Abbas concludes that it is a linear way of thinking that is preventing the Western world from taking a wiser approach to Rojava’s potential as an independent ally and misguided reliance on Turkey and especially Iran to defeat ISIS.

“Would you imagine 10 years ago Iran sending 10,000 troops into Iraq and leading operation? They’d have done to Iran what they did to Saddam when he invaded Kuwait.”

Iran and Turkey

Abbas makes note of not only Iran’s, but Turkey’s assertive foreign policy. Turkey’s Prime Minister and former Foreign Minister Ahmet Davutoglu is often credited with a ‘Neo-Ottoman’ foeign policy that sees Turkey as the dominant force in the region.

“The only buffer zone that can prevent new Ottoman or Persian Empires, are the Kurds. The only way to promote and secure minorities is by supporting the Kurds.”

“[Rand] Paul and [Ted] Cruz  started saying to support Kurds.
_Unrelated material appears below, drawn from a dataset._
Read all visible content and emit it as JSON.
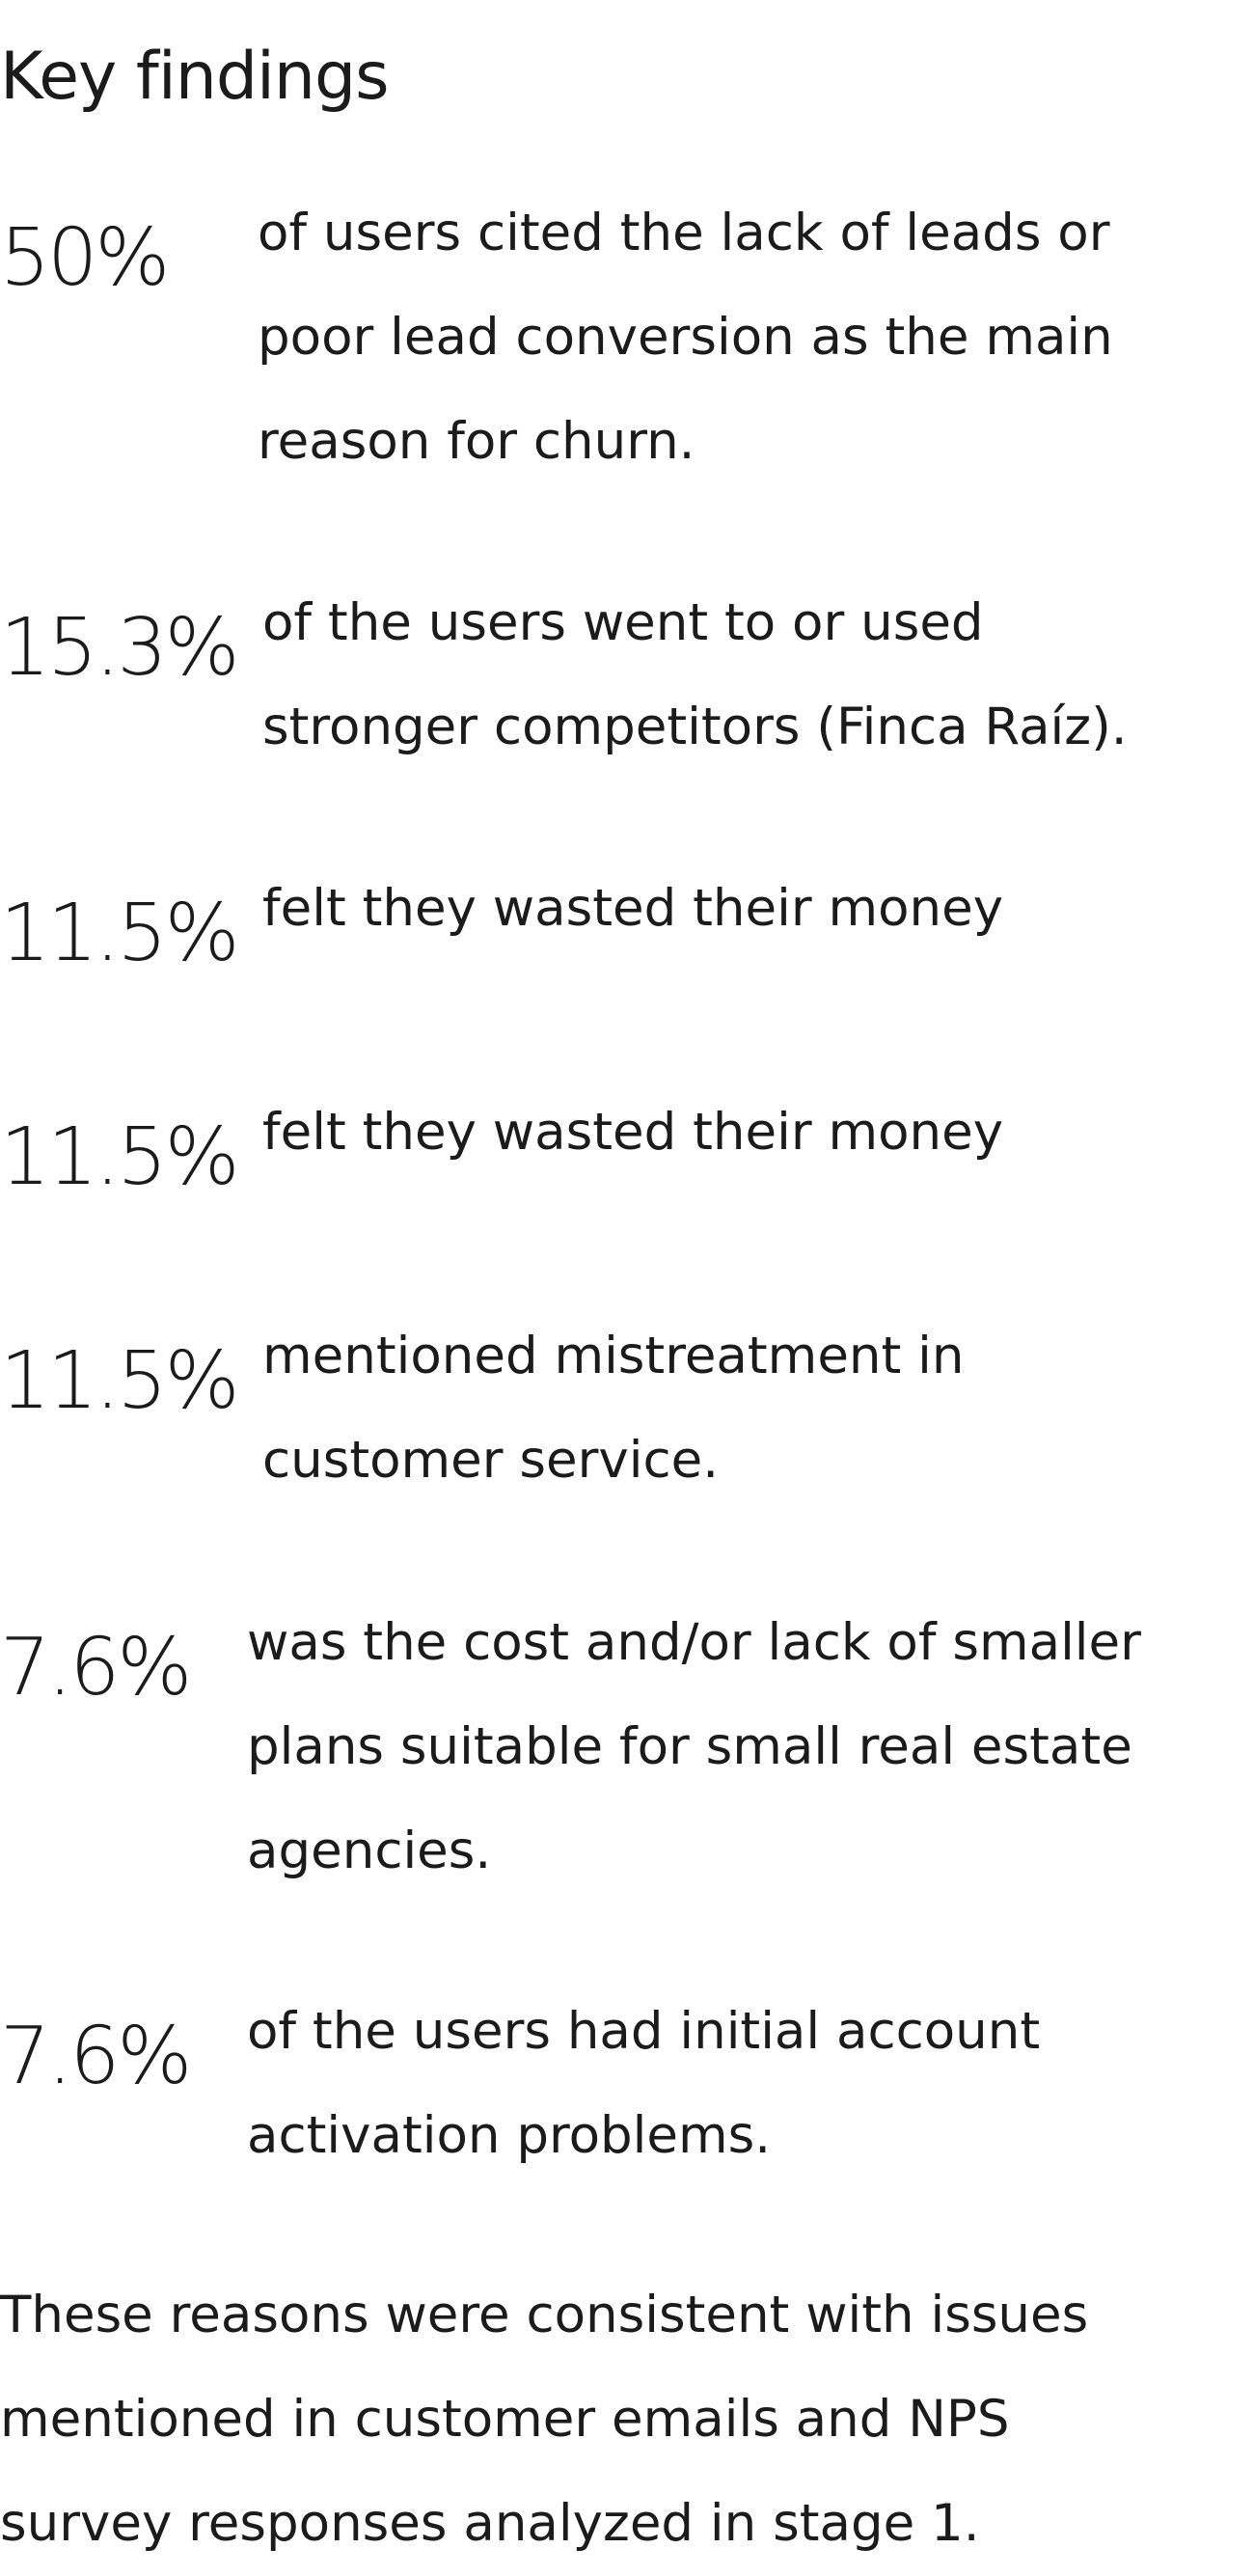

It was a courageous statement but I think they need more action.”

Paul himself framed it as a way to incentivize the fight against ISIS, saying "I think they would fight like hell if we promised them a country."
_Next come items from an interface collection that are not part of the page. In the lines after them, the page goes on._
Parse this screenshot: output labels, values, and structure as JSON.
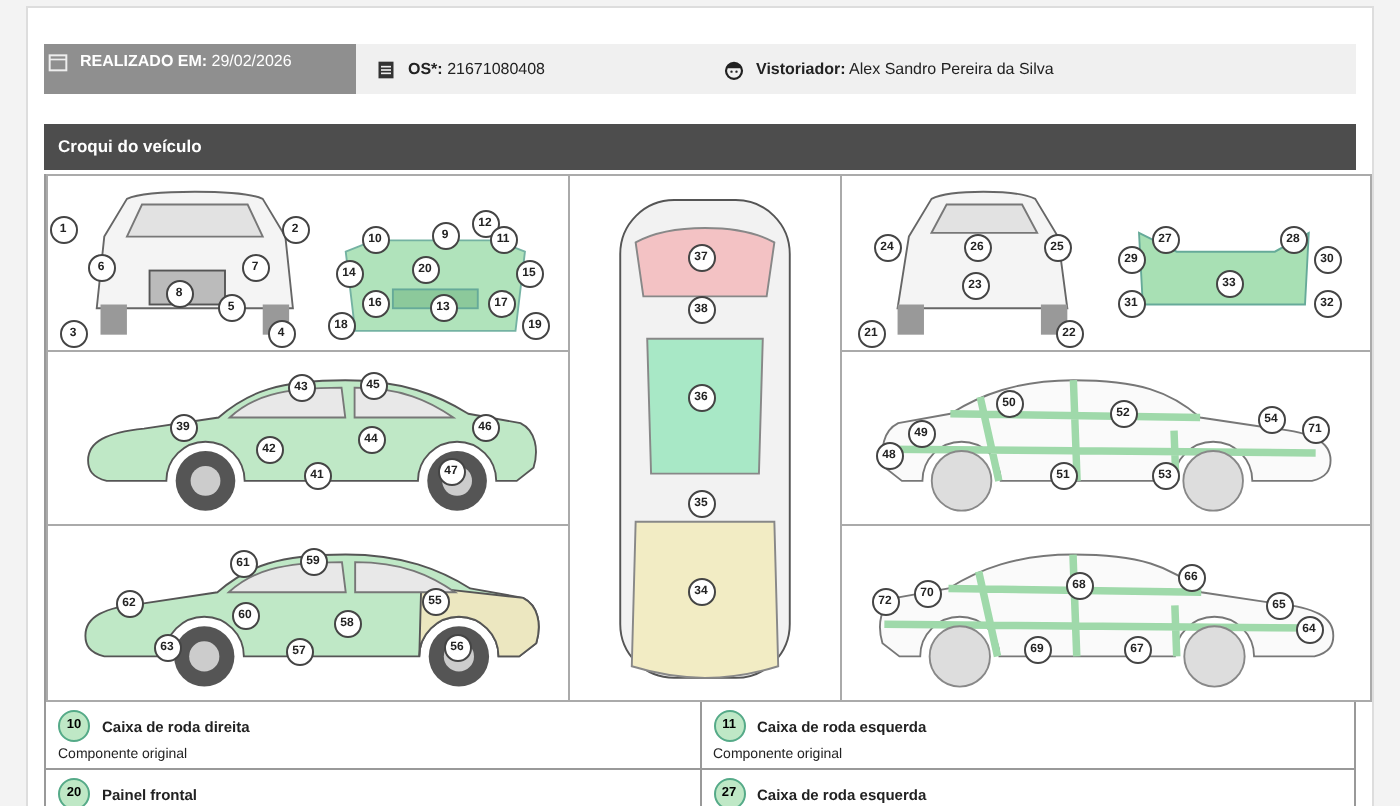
{
  "info_bar": [
    {
      "kind": "date",
      "label": "REALIZADO EM:",
      "value": "29/02/2026"
    },
    {
      "kind": "order",
      "label": "OS*:",
      "value": "21671080408"
    },
    {
      "kind": "inspector",
      "label": "Vistoriador:",
      "value": "Alex Sandro Pereira da Silva"
    }
  ],
  "section": {
    "title": "Croqui do veículo"
  },
  "panels": [
    {
      "kind": "front",
      "markers": [
        "1",
        "2",
        "6",
        "7",
        "8",
        "5",
        "3",
        "4",
        "10",
        "9",
        "12",
        "11",
        "14",
        "20",
        "15",
        "16",
        "13",
        "17",
        "18",
        "19"
      ]
    },
    {
      "kind": "top",
      "markers": [
        "37",
        "38",
        "36",
        "35",
        "34"
      ]
    },
    {
      "kind": "rear",
      "markers": [
        "24",
        "26",
        "25",
        "23",
        "21",
        "22",
        "27",
        "28",
        "29",
        "30",
        "33",
        "31",
        "32"
      ]
    },
    {
      "kind": "left-upper",
      "markers": [
        "43",
        "45",
        "39",
        "42",
        "44",
        "46",
        "47",
        "41"
      ]
    },
    {
      "kind": "right-upper",
      "markers": [
        "50",
        "52",
        "49",
        "54",
        "71",
        "48",
        "51",
        "53"
      ]
    },
    {
      "kind": "left-lower",
      "markers": [
        "61",
        "59",
        "62",
        "60",
        "58",
        "55",
        "63",
        "57",
        "56"
      ]
    },
    {
      "kind": "right-lower",
      "markers": [
        "68",
        "66",
        "70",
        "72",
        "65",
        "64",
        "69",
        "67"
      ]
    }
  ],
  "details": [
    {
      "number": "10",
      "name": "Caixa de roda direita",
      "status": "Componente original"
    },
    {
      "number": "11",
      "name": "Caixa de roda esquerda",
      "status": "Componente original"
    },
    {
      "number": "20",
      "name": "Painel frontal"
    },
    {
      "number": "27",
      "name": "Caixa de roda esquerda"
    }
  ]
}
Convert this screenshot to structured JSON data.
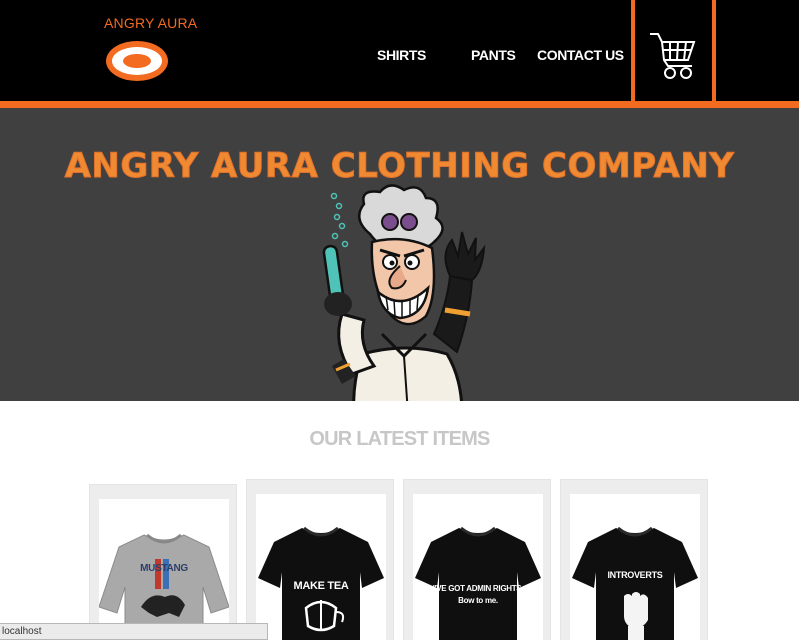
{
  "header": {
    "brand_name": "ANGRY AURA",
    "nav": {
      "shirts": "SHIRTS",
      "pants": "PANTS",
      "contact": "CONTACT US"
    },
    "cart_icon": "shopping-cart-icon"
  },
  "hero": {
    "title": "ANGRY AURA CLOTHING COMPANY",
    "mascot": "mad-scientist-illustration"
  },
  "latest": {
    "title": "OUR LATEST ITEMS",
    "items": [
      {
        "print": "MUSTANG",
        "color": "gray"
      },
      {
        "print": "MAKE TEA",
        "color": "black"
      },
      {
        "print_line1": "I'VE GOT ADMIN RIGHTS.",
        "print_line2": "Bow to me.",
        "color": "black"
      },
      {
        "print": "INTROVERTS",
        "color": "black"
      }
    ]
  },
  "statusbar": {
    "url": "localhost"
  },
  "colors": {
    "accent": "#f26b21",
    "header_bg": "#000000",
    "hero_bg": "#404040"
  }
}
Cruz went further, saying the US was not doing enough for the most reliable and pro-US force in the fight against ISIS:

"What makes no sense whatsoever is the Obama administration is refusing to directly arm the Kurds," said Senator Cruz
We need to arm the Kurds now because they are our boots on the ground."

Abbas also points to Israel’s endorsement of a Kurdish state last year. Then-President Shimon Peres said to reporters in the United States, “The Kurds have, de facto, created their own state, which is democratic. One of the signs of a democracy is the granting of equality to women," Peres told reporters.
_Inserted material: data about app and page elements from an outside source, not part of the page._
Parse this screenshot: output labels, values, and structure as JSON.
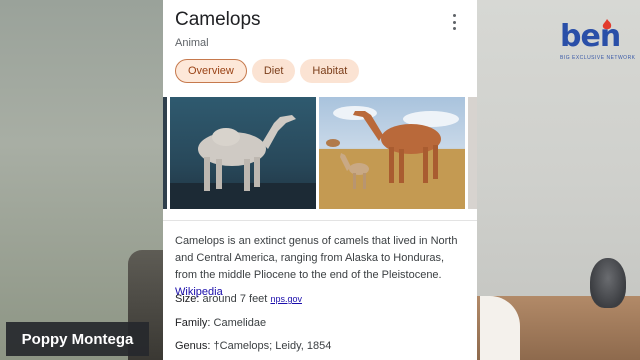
{
  "overlay": {
    "speaker_name": "Poppy Montega",
    "logo_text": "ben",
    "logo_subtitle": "BIG EXCLUSIVE NETWORK"
  },
  "card": {
    "title": "Camelops",
    "subtitle": "Animal",
    "chips": [
      {
        "label": "Overview",
        "active": true
      },
      {
        "label": "Diet",
        "active": false
      },
      {
        "label": "Habitat",
        "active": false
      }
    ],
    "description": "Camelops is an extinct genus of camels that lived in North and Central America, ranging from Alaska to Honduras, from the middle Pliocene to the end of the Pleistocene.",
    "description_link": "Wikipedia",
    "facts": [
      {
        "label": "Size:",
        "value": "around 7 feet",
        "source": "nps.gov"
      },
      {
        "label": "Family:",
        "value": "Camelidae",
        "source": ""
      },
      {
        "label": "Genus:",
        "value": "†Camelops; Leidy, 1854",
        "source": ""
      }
    ]
  },
  "colors": {
    "chip_bg": "#fbe3d3",
    "chip_text": "#7b3e1b",
    "link": "#1a0dab",
    "logo_blue": "#2a4fa8"
  }
}
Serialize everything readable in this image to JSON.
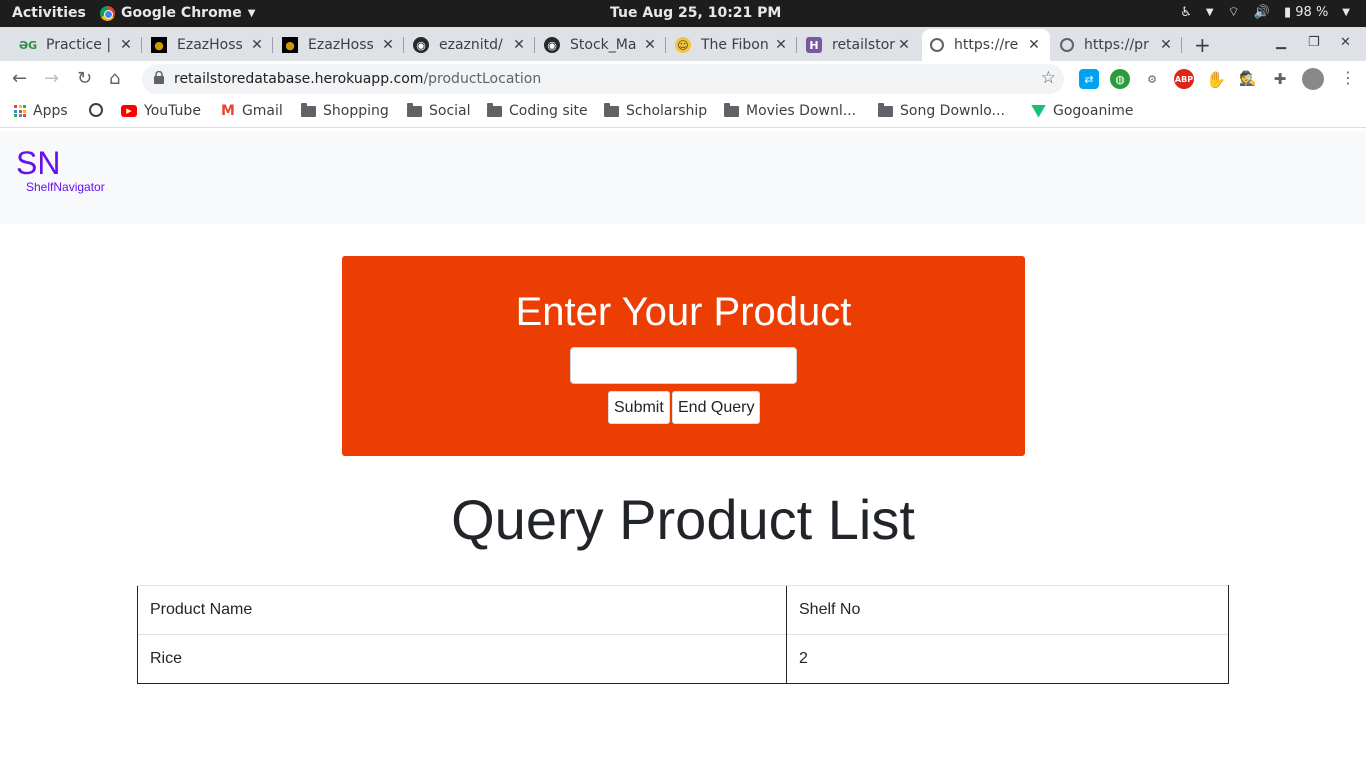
{
  "system": {
    "activities": "Activities",
    "app_name": "Google Chrome",
    "clock": "Tue Aug 25, 10:21 PM",
    "battery": "98 %"
  },
  "tabs": [
    {
      "title": "Practice |",
      "icon": "gfg-icon"
    },
    {
      "title": "EzazHoss",
      "icon": "site-icon"
    },
    {
      "title": "EzazHoss",
      "icon": "site-icon"
    },
    {
      "title": "ezaznitd/",
      "icon": "github-icon"
    },
    {
      "title": "Stock_Ma",
      "icon": "github-icon"
    },
    {
      "title": "The Fibon",
      "icon": "emoji-icon"
    },
    {
      "title": "retailstor",
      "icon": "heroku-icon"
    },
    {
      "title": "https://re",
      "icon": "globe-icon"
    },
    {
      "title": "https://pr",
      "icon": "globe-icon"
    }
  ],
  "address_bar": {
    "host": "retailstoredatabase.herokuapp.com",
    "path": "/productLocation"
  },
  "bookmarks": [
    {
      "label": "Apps"
    },
    {
      "label": ""
    },
    {
      "label": "YouTube"
    },
    {
      "label": "Gmail"
    },
    {
      "label": "Shopping"
    },
    {
      "label": "Social"
    },
    {
      "label": "Coding site"
    },
    {
      "label": "Scholarship"
    },
    {
      "label": "Movies Downl..."
    },
    {
      "label": "Song Downlo..."
    },
    {
      "label": "Gogoanime"
    }
  ],
  "page": {
    "brand": "SN",
    "brand_sub": "ShelfNavigator",
    "form_title": "Enter Your Product",
    "product_input_value": "",
    "submit_label": "Submit",
    "end_query_label": "End Query",
    "list_title": "Query Product List",
    "table": {
      "headers": [
        "Product Name",
        "Shelf No"
      ],
      "rows": [
        [
          "Rice",
          "2"
        ]
      ]
    }
  },
  "colors": {
    "brand": "#6610f2",
    "card": "#ec3e02"
  }
}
But these are just words, says Abbas.  He sees a common trend of squandering opportunities to make inroads with Kurds on both sides of the Syrian-Iraqi border, while Iran takes the opportunity to make those connections itself.

“Look at the Iraqi Kurds, who are not being fully supported, yet still support the US. They are protecting all the minorities in that region like the Christians and the Yazidis. Why not duplicate something like this? Why allow Iran to do this?” asks Abbas.

Abbas opines something similar to what other experts have said, that the United States is looking to play all the Middle East’s regional powers against each other, though he goes further and wonders if the White House is looking for Ankara to manage Sunni groups and Tehran to manage the Shiite parties.

“Somehow, it maybe to develop Turkey to lead the Sunnis and Iran to lead the Shiites and have those two nations make deals with West, letting those two become police of the region.” In Abbas’ opinion, there seems to be a forsaken approach to Saudi Arabia because “they can't rely on Arab Gulf states to do that. They want to reduce Arab Gulf influence and are using them [Turkey and Iran] to balance Arab power. They want to take this opportunity to have non-Arabs lead the Islamic world and preserve the interests of US.”

His view might sound unconventional, but it is very similar to ideas expressed by other experts who see Israel, Turkey and Iran as the true regional powers of the Middle East, with diminished influence and resources for Egypt and Saudi Arabia. As Professor Eytan Gilboa has said to Arutz Sheva, Saudi Arabia should be considered somewhat lower in ranking to the three non-Arab powers of the region, as its diplomatic influence is limited and economic power wholly reliant on oil (in which countries like the US have become self-sufficient).

Still, Abbas thinks it is an investment the United States is too quick to make.

“I think this is a naive idea because these two Sunni or Shiite powers both have nothing that promotes the idea of living in harmony with Western values. They hate for Kurds and they hate for Jews.”

“I think it's wrong. The US, EU and Israel should consider working with the Kurds because they will become a buffer.”

“It's sitting right there.”